The dinosuar museum in Tucumcari that I’d hoped to visit is closed on Mondays, so I pressed onward for Kansas. Route 54 is the best and quickest way to get to Meade, Kansas, and along the way, the terrain change was interesting. It cuts through the corner of upper Texas, and the other thing besides the 75 MPH speed limit on a two-lane road that was notable was the utter flatness of the terrain. Talk about big sky! You can see as far as the atmospherics allow. Ranch entrances were here and there, but no ranch houses were in sight. Texas-sized ranch acreage, I guess. There’s some kind of weird vibe in such rural areas of Texas, something which mixes freedom with personal responsibility, and it’s pervasive. If there’s some kind of trouble, you’ll have to deal with it yourself, which is much more a call for the positive traits of self-reliance and level-headedness than anything else.
The Oklahoma panhandle didn’t last long as I cut up through it heading northeast. I could only note that it wasn’t quite so flat, that 54 went to four divided lanes, and that some sections of it were in pretty rough shape. Unlike Tucumcari and similar towns that have been hit hard economically, most of the towns further up looked to be fairly prosperous, with few dead businesses along the main drags.
Then Kansas. I saw no state line sign, and it figured since, apart from smooth roads, it was identical to Oklahoma. Just set the Furd on cruise, and go. The main tourist attraction in Meade is the Dalton Gang Hideout and Museum. Seems like one of them had a relative up here.
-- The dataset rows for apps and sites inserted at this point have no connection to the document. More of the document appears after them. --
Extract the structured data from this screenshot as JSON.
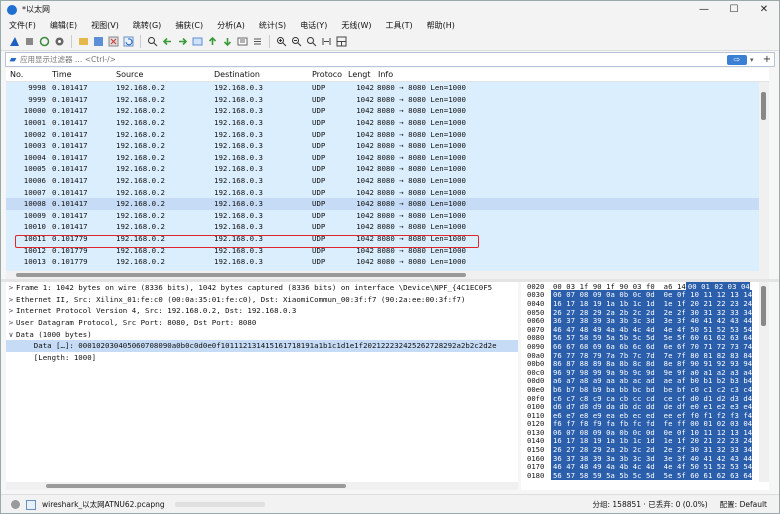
{
  "window": {
    "title": "*以太网",
    "min": "—",
    "max": "☐",
    "close": "✕"
  },
  "menu": [
    "文件(F)",
    "编辑(E)",
    "视图(V)",
    "跳转(G)",
    "捕获(C)",
    "分析(A)",
    "统计(S)",
    "电话(Y)",
    "无线(W)",
    "工具(T)",
    "帮助(H)"
  ],
  "toolbar": {
    "icons": [
      "shark-fin-icon",
      "stop-icon",
      "restart-icon",
      "options-icon",
      "open-file-icon",
      "save-icon",
      "close-file-icon",
      "reload-icon",
      "find-icon",
      "back-icon",
      "forward-icon",
      "goto-icon",
      "first-icon",
      "last-icon",
      "autoscroll-icon",
      "colorize-icon",
      "zoom-in-icon",
      "zoom-out-icon",
      "zoom-reset-icon",
      "resize-columns-icon",
      "layout-icon"
    ]
  },
  "filter": {
    "placeholder": "应用显示过滤器 … <Ctrl-/>",
    "arrow": "⇨",
    "plus": "+"
  },
  "packet_list": {
    "columns": [
      "No.",
      "Time",
      "Source",
      "Destination",
      "Protoco",
      "Lengt",
      "Info"
    ],
    "rows": [
      [
        "9998",
        "0.101417",
        "192.168.0.2",
        "192.168.0.3",
        "UDP",
        "1042",
        "8080 → 8080 Len=1000"
      ],
      [
        "9999",
        "0.101417",
        "192.168.0.2",
        "192.168.0.3",
        "UDP",
        "1042",
        "8080 → 8080 Len=1000"
      ],
      [
        "10000",
        "0.101417",
        "192.168.0.2",
        "192.168.0.3",
        "UDP",
        "1042",
        "8080 → 8080 Len=1000"
      ],
      [
        "10001",
        "0.101417",
        "192.168.0.2",
        "192.168.0.3",
        "UDP",
        "1042",
        "8080 → 8080 Len=1000"
      ],
      [
        "10002",
        "0.101417",
        "192.168.0.2",
        "192.168.0.3",
        "UDP",
        "1042",
        "8080 → 8080 Len=1000"
      ],
      [
        "10003",
        "0.101417",
        "192.168.0.2",
        "192.168.0.3",
        "UDP",
        "1042",
        "8080 → 8080 Len=1000"
      ],
      [
        "10004",
        "0.101417",
        "192.168.0.2",
        "192.168.0.3",
        "UDP",
        "1042",
        "8080 → 8080 Len=1000"
      ],
      [
        "10005",
        "0.101417",
        "192.168.0.2",
        "192.168.0.3",
        "UDP",
        "1042",
        "8080 → 8080 Len=1000"
      ],
      [
        "10006",
        "0.101417",
        "192.168.0.2",
        "192.168.0.3",
        "UDP",
        "1042",
        "8080 → 8080 Len=1000"
      ],
      [
        "10007",
        "0.101417",
        "192.168.0.2",
        "192.168.0.3",
        "UDP",
        "1042",
        "8080 → 8080 Len=1000"
      ],
      [
        "10008",
        "0.101417",
        "192.168.0.2",
        "192.168.0.3",
        "UDP",
        "1042",
        "8080 → 8080 Len=1000"
      ],
      [
        "10009",
        "0.101417",
        "192.168.0.2",
        "192.168.0.3",
        "UDP",
        "1042",
        "8080 → 8080 Len=1000"
      ],
      [
        "10010",
        "0.101417",
        "192.168.0.2",
        "192.168.0.3",
        "UDP",
        "1042",
        "8080 → 8080 Len=1000"
      ],
      [
        "10011",
        "0.101779",
        "192.168.0.2",
        "192.168.0.3",
        "UDP",
        "1042",
        "8080 → 8080 Len=1000"
      ],
      [
        "10012",
        "0.101779",
        "192.168.0.2",
        "192.168.0.3",
        "UDP",
        "1042",
        "8080 → 8080 Len=1000"
      ],
      [
        "10013",
        "0.101779",
        "192.168.0.2",
        "192.168.0.3",
        "UDP",
        "1042",
        "8080 → 8080 Len=1000"
      ],
      [
        "10014",
        "0.101779",
        "192.168.0.2",
        "192.168.0.3",
        "UDP",
        "1042",
        "8080 → 8080 Len=1000"
      ]
    ],
    "selected_row": 10
  },
  "details": [
    {
      "arrow": ">",
      "text": "Frame 1: 1042 bytes on wire (8336 bits), 1042 bytes captured (8336 bits) on interface \\Device\\NPF_{4C1EC0F5",
      "sel": false
    },
    {
      "arrow": ">",
      "text": "Ethernet II, Src: Xilinx_01:fe:c0 (00:0a:35:01:fe:c0), Dst: XiaomiCommun_00:3f:f7 (90:2a:ee:00:3f:f7)",
      "sel": false
    },
    {
      "arrow": ">",
      "text": "Internet Protocol Version 4, Src: 192.168.0.2, Dst: 192.168.0.3",
      "sel": false
    },
    {
      "arrow": ">",
      "text": "User Datagram Protocol, Src Port: 8080, Dst Port: 8080",
      "sel": false
    },
    {
      "arrow": "∨",
      "text": "Data (1000 bytes)",
      "sel": false
    },
    {
      "arrow": "",
      "text": "    Data […]: 000102030405060708090a0b0c0d0e0f101112131415161718191a1b1c1d1e1f202122232425262728292a2b2c2d2e",
      "sel": true
    },
    {
      "arrow": "",
      "text": "    [Length: 1000]",
      "sel": false
    }
  ],
  "hex": [
    [
      "0020",
      "00 03 1f 90 1f 90 03 f0  a6 14",
      "00 01 02 03 04"
    ],
    [
      "0030",
      "",
      "06 07 08 09 0a 0b 0c 0d  0e 0f 10 11 12 13 14"
    ],
    [
      "0040",
      "",
      "16 17 18 19 1a 1b 1c 1d  1e 1f 20 21 22 23 24"
    ],
    [
      "0050",
      "",
      "26 27 28 29 2a 2b 2c 2d  2e 2f 30 31 32 33 34"
    ],
    [
      "0060",
      "",
      "36 37 38 39 3a 3b 3c 3d  3e 3f 40 41 42 43 44"
    ],
    [
      "0070",
      "",
      "46 47 48 49 4a 4b 4c 4d  4e 4f 50 51 52 53 54"
    ],
    [
      "0080",
      "",
      "56 57 58 59 5a 5b 5c 5d  5e 5f 60 61 62 63 64"
    ],
    [
      "0090",
      "",
      "66 67 68 69 6a 6b 6c 6d  6e 6f 70 71 72 73 74"
    ],
    [
      "00a0",
      "",
      "76 77 78 79 7a 7b 7c 7d  7e 7f 80 81 82 83 84"
    ],
    [
      "00b0",
      "",
      "86 87 88 89 8a 8b 8c 8d  8e 8f 90 91 92 93 94"
    ],
    [
      "00c0",
      "",
      "96 97 98 99 9a 9b 9c 9d  9e 9f a0 a1 a2 a3 a4"
    ],
    [
      "00d0",
      "",
      "a6 a7 a8 a9 aa ab ac ad  ae af b0 b1 b2 b3 b4"
    ],
    [
      "00e0",
      "",
      "b6 b7 b8 b9 ba bb bc bd  be bf c0 c1 c2 c3 c4"
    ],
    [
      "00f0",
      "",
      "c6 c7 c8 c9 ca cb cc cd  ce cf d0 d1 d2 d3 d4"
    ],
    [
      "0100",
      "",
      "d6 d7 d8 d9 da db dc dd  de df e0 e1 e2 e3 e4"
    ],
    [
      "0110",
      "",
      "e6 e7 e8 e9 ea eb ec ed  ee ef f0 f1 f2 f3 f4"
    ],
    [
      "0120",
      "",
      "f6 f7 f8 f9 fa fb fc fd  fe ff 00 01 02 03 04"
    ],
    [
      "0130",
      "",
      "06 07 08 09 0a 0b 0c 0d  0e 0f 10 11 12 13 14"
    ],
    [
      "0140",
      "",
      "16 17 18 19 1a 1b 1c 1d  1e 1f 20 21 22 23 24"
    ],
    [
      "0150",
      "",
      "26 27 28 29 2a 2b 2c 2d  2e 2f 30 31 32 33 34"
    ],
    [
      "0160",
      "",
      "36 37 38 39 3a 3b 3c 3d  3e 3f 40 41 42 43 44"
    ],
    [
      "0170",
      "",
      "46 47 48 49 4a 4b 4c 4d  4e 4f 50 51 52 53 54"
    ],
    [
      "0180",
      "",
      "56 57 58 59 5a 5b 5c 5d  5e 5f 60 61 62 63 64"
    ]
  ],
  "status": {
    "file": "wireshark_以太网ATNU62.pcapng",
    "stats": "分组: 158851 · 已丢弃: 0 (0.0%)",
    "profile": "配置: Default"
  }
}
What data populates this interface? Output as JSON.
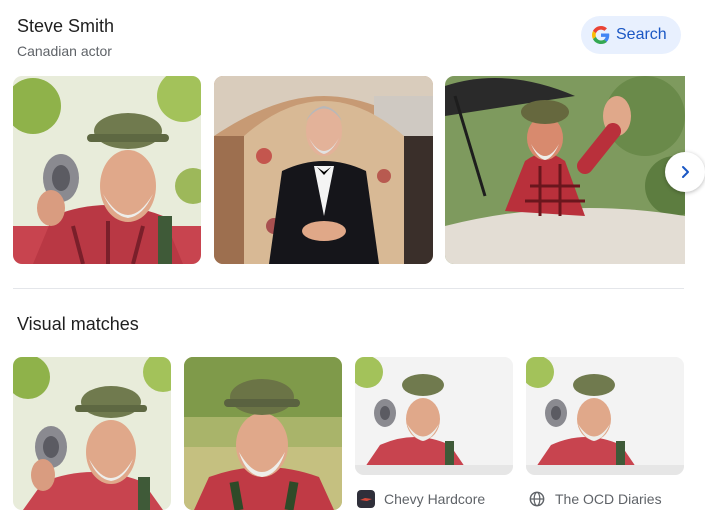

The hideout part goes largely on legend, since a hideout is no good if it doesn’t stay a secret. I may stay here a day and check it out, since this city park is so pleasant.